Most of the casseroles you can buy at chain superstores or the grocery store, the ones that are typically easy to find, are only lead-free to a point. What they really are is “below the allowed lead amount”, which does not work for me. You can buy an Emile Henry casserole dish here. It replaces your larger pans around 9X13 or 10X14 inches size. And I am trying to get my hands on this mid-sized one which would replace my 8X8 square glass pan.
Butternut Squash “Sweet Potato” Casserole with Pecan Crunch
4 cups pureed butternut squash
1/3 cup honey, preferably local and raw (buy raw honey here)
1/2 cup (1 stick) butter, melted, preferably grass-fed (find grass-fed dairy here)
4 eggs, preferably pastured
1 teaspoon vanilla extract
1 teaspoon ground cinnamon (buy organic, non-irradiated spices here)
1/4 cup sour cream, preferably grass-fed (find grass-fed dairy here)
Pecan Crunch Topping:
1 cup almond flour (buy almond flour here)
1/2 cup honey (buy raw honey here)
1/2 cup butter (find grass-fed dairy here)
2 cups pecans, chopped, preferably soaked and dehydrated (buy nuts here) (see how to soak and dehydrate nuts here)
- Preheat oven to 325 degrees. Grease a 1 1/2 quart casserole dish (buy palm shortening here), and set aside.
- In a large bowl, puree butternut squash with honey, melted butter, eggs, vanilla, and cinnamon with an immersion blender. (You may also use a stand mixer with the whisk attachment.) Add sour cream and mix in gently with a wooden spoon. Pour mixture into prepared casserole dish.
- In another bowl, prepare topping: combine almond flour, honey and butter by either blending with a pastry blender or simply mashing with a fork. Add pecans and stir together until coated. Sprinkle over the top of the casserole.

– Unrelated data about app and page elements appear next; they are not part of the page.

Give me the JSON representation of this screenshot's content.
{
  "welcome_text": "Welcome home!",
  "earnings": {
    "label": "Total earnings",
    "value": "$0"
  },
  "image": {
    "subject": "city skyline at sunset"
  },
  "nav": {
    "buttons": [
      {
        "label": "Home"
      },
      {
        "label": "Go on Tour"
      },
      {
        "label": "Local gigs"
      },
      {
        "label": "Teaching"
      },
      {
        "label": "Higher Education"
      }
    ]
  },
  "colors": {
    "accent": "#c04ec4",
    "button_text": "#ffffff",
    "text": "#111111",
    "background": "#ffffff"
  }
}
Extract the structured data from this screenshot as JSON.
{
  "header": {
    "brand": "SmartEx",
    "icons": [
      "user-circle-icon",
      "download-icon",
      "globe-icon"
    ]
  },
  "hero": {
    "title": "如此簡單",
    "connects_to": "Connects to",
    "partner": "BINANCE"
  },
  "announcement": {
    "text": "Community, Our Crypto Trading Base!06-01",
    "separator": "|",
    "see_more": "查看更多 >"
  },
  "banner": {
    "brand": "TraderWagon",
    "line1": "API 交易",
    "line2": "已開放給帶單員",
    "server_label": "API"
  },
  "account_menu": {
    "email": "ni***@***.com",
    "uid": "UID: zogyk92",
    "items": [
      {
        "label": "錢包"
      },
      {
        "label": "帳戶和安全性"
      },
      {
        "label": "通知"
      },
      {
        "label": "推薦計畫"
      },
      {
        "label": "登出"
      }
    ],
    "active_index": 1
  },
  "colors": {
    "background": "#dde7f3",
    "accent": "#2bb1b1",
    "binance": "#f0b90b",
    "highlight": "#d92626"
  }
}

- Bake for 60 minutes, or until the top is nicely browed and fragrant. Let cool slightly before serving.